3) Storytelling. You know those people who always have a scripted story they tell at every single gathering? Utterly painful. They'll either be entirely oblivious to how little others care for their story, or they'll be aware and carry on regardless. Franklin notes, "Old Folks are most subject to this Error," which we might think is perhaps harsh, or comically honest, depending on our age.
4) Debating. Some people are always itching for a fight or debate. The "Wrangling and Disputing" types inevitably make everyone else feel like they need to watch what they say. If you give even the lightest or most modest opinion on something, "you throw them into Rage and Passion." For them, the conversation is a boxing fight, and words are punches to be thrown.
5) Misjudging. Ribbing or mocking someone should be a careful business. We must never mock "Misfortunes, Defects, or Deformities of any kind", and should always be 100% sure we won't upset anyone. If there's any doubt about how a "joke" will be taken, don't say it. Offense is easily taken and hard to forget.
On practical philosophy
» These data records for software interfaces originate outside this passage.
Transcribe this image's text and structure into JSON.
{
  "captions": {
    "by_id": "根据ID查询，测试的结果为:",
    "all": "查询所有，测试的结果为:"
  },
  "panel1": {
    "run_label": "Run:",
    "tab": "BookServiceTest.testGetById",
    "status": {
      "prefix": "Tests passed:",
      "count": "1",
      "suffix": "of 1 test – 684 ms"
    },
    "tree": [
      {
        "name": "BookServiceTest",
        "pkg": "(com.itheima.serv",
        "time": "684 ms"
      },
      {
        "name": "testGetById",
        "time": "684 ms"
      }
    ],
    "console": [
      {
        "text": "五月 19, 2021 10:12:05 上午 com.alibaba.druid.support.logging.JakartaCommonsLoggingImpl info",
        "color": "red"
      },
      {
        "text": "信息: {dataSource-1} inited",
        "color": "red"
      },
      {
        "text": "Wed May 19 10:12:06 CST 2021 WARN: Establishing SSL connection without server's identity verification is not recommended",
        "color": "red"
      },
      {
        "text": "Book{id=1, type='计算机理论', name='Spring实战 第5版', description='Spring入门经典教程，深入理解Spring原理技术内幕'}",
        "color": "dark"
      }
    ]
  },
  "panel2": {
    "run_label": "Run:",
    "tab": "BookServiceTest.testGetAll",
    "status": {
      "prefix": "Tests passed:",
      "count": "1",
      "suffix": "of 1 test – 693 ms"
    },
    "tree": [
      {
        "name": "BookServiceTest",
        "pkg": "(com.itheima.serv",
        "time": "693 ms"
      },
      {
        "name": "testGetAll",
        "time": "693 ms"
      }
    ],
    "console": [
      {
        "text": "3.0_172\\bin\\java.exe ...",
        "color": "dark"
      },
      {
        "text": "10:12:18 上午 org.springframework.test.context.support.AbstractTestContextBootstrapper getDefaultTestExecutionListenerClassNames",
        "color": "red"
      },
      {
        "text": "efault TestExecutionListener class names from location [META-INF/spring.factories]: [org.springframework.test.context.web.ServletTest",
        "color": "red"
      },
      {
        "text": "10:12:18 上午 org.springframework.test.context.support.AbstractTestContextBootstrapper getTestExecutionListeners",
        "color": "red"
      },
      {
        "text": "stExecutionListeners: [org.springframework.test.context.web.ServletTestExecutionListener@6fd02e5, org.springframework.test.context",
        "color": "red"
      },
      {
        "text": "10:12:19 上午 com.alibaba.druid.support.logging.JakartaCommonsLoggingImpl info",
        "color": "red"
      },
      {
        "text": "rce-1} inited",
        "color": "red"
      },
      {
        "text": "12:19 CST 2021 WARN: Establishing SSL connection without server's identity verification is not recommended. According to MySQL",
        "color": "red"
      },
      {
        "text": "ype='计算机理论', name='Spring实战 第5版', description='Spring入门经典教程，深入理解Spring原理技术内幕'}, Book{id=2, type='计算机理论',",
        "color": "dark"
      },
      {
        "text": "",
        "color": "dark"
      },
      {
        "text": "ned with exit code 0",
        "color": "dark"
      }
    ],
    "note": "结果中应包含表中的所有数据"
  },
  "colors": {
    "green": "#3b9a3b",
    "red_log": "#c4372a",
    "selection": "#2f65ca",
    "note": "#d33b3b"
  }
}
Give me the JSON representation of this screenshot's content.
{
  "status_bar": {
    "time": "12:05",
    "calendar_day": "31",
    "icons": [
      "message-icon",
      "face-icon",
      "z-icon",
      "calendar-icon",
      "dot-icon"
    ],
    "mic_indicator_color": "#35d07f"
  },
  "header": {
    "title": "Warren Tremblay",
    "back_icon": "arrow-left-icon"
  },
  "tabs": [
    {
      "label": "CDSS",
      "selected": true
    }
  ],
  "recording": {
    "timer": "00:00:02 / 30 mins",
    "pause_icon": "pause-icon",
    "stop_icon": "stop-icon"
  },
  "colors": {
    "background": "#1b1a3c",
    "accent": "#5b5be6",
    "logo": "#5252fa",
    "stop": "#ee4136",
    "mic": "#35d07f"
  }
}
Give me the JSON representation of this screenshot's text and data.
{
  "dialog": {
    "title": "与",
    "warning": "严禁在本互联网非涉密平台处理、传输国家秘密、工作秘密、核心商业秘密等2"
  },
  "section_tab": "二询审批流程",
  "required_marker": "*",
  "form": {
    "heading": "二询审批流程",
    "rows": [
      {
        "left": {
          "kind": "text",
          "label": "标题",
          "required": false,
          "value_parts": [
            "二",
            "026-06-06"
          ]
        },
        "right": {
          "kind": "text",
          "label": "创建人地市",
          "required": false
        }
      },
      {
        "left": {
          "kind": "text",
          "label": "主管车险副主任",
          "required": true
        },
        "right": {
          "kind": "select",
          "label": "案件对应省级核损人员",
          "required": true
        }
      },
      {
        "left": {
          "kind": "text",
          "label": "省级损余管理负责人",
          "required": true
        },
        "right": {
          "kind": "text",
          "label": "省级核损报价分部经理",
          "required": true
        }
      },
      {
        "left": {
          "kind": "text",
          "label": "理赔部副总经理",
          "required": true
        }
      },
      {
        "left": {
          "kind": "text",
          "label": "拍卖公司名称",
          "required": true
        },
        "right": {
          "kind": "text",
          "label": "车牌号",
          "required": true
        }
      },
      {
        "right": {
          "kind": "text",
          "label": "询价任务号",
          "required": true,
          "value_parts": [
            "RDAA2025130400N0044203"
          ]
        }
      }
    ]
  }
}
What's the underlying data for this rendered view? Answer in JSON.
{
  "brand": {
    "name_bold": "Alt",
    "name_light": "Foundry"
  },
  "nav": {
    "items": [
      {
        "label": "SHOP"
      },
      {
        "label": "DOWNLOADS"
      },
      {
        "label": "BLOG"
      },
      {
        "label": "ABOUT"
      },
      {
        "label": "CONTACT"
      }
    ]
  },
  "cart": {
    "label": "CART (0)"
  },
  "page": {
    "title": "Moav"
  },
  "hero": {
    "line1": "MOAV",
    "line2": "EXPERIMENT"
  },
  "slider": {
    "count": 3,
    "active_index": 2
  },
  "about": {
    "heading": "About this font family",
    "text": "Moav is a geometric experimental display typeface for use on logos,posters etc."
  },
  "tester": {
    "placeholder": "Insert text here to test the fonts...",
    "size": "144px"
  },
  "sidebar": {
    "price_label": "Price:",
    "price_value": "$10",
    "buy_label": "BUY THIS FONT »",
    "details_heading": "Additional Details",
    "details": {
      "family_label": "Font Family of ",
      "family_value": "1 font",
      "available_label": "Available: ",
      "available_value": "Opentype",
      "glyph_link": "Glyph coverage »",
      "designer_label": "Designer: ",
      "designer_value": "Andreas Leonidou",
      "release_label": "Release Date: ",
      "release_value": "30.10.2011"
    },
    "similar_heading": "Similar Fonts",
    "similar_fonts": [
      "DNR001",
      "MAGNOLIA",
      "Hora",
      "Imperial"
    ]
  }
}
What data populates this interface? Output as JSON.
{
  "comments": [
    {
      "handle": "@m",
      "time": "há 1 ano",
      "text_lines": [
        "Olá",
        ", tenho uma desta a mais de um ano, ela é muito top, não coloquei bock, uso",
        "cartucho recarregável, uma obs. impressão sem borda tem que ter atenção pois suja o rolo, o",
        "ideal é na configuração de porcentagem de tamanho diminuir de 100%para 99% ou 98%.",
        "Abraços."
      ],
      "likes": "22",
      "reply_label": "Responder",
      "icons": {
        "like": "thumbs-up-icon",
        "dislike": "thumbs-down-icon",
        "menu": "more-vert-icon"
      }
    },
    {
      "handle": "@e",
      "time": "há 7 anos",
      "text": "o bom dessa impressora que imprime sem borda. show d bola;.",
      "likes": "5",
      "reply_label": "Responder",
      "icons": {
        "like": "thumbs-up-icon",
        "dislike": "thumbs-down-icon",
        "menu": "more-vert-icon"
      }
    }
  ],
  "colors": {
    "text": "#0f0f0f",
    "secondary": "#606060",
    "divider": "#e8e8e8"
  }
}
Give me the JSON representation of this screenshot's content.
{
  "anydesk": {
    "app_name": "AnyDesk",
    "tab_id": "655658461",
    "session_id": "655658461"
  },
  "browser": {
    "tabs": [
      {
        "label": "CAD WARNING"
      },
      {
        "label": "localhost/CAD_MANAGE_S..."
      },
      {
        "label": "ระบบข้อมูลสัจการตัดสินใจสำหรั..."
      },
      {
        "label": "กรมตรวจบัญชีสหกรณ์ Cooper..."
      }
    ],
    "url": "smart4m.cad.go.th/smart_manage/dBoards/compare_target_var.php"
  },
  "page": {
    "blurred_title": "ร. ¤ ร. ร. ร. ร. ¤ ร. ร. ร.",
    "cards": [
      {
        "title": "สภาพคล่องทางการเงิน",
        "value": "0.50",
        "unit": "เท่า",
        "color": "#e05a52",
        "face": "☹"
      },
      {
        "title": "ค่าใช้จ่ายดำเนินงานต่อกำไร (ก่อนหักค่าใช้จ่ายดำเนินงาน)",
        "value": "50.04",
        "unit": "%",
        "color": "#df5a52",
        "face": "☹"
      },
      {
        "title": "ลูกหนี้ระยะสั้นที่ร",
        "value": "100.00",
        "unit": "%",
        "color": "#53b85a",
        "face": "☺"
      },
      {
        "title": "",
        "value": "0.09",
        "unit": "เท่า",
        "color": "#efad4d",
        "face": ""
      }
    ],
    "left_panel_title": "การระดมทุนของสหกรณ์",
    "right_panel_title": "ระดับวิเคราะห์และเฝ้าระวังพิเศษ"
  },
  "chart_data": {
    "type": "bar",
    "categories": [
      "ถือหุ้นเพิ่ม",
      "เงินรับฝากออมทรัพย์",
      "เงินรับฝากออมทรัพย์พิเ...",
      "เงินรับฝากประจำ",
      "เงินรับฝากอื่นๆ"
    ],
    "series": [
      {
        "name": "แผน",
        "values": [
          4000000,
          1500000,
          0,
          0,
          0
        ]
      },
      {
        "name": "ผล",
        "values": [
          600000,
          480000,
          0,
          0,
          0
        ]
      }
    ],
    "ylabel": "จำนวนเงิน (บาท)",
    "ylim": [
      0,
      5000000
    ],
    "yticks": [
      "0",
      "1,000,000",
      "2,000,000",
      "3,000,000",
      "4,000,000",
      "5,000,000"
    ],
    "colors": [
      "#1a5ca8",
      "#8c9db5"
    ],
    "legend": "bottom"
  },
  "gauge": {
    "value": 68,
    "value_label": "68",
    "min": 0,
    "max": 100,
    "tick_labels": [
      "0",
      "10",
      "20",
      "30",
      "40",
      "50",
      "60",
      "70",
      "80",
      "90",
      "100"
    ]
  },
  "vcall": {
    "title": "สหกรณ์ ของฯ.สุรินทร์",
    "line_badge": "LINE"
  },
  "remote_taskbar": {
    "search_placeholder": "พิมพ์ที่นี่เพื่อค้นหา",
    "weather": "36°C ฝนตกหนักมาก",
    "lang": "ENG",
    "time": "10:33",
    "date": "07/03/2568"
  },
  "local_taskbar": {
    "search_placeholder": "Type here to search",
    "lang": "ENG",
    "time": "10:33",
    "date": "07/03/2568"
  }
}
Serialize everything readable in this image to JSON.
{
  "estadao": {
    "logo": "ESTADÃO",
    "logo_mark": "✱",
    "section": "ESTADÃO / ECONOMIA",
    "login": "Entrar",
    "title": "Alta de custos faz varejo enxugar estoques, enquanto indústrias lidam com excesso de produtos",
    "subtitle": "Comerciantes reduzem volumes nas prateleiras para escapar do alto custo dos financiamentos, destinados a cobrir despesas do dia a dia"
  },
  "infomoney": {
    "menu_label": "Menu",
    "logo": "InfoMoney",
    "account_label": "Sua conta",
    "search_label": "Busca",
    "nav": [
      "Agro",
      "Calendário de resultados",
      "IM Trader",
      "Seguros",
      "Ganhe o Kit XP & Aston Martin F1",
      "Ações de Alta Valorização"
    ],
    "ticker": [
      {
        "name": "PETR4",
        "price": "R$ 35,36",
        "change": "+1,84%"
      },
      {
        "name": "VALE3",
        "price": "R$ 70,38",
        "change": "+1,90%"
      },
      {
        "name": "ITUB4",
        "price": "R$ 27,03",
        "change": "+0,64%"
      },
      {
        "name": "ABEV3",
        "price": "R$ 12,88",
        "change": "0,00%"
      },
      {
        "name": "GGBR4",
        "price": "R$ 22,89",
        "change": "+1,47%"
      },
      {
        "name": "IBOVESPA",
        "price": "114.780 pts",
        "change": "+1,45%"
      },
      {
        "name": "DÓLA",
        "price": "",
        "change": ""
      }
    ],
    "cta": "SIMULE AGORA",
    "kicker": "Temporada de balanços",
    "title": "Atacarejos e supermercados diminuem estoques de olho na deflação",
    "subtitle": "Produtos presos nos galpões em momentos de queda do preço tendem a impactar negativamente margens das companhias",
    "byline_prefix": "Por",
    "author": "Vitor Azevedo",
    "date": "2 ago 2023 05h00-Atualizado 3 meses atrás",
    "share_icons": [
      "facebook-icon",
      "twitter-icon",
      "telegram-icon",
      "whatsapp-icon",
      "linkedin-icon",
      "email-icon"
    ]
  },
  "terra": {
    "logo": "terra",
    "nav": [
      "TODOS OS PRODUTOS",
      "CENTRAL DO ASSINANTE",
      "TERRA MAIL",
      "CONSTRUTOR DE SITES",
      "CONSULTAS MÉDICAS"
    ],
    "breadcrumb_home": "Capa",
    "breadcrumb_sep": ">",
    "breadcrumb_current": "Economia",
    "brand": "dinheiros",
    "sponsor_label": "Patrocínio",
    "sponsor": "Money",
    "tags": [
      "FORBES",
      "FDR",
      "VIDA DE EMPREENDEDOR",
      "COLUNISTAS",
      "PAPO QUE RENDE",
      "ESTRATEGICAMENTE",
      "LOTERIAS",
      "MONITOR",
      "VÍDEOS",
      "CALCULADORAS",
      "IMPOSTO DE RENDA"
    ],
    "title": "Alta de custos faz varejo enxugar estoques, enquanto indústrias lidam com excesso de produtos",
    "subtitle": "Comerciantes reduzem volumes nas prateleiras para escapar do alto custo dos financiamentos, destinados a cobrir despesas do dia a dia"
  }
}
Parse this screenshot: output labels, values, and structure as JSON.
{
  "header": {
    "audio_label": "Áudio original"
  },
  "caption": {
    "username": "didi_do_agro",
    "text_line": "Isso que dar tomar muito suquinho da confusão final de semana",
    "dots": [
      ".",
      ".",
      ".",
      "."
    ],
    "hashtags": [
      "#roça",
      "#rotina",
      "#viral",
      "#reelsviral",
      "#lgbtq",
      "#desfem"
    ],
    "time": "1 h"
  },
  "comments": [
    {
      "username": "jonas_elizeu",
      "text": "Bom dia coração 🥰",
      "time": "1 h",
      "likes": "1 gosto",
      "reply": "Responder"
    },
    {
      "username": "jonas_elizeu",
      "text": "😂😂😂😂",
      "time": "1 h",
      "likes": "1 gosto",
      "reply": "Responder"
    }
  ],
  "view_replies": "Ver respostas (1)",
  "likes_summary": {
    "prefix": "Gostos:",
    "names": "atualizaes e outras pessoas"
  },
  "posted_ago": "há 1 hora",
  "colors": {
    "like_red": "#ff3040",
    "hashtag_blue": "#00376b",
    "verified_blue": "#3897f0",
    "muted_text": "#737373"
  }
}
Franklin's essay is a trove of great advice, and this article only touches on the major themes. It really is worth your time to read it in its entirety. As you do, it's hard not to smile along or to think, "Yes! I've been in that situation." Though the world has changed dramatically in the 300 years since Franklin's essay, much is exactly the same. Basic etiquette doesn't change.
If there's only one thing to take away from Franklin's essay, it comes at the end, where he revises his simple recipe for being nice:
"Be ever ready to hear what others say… and do not censure others, nor expose their Failings, but kindly excuse or hide them"
So, all it takes to be good company is to listen and accept someone for who they are.
Philosophy doesn't always have to be about huge questions of truth, beauty, morality, art, or meaning. Sometimes it can teach us simply how to not be a jerk.
A recent study analyzed the skulls of early Homo species to learn more about the evolution of primate brains.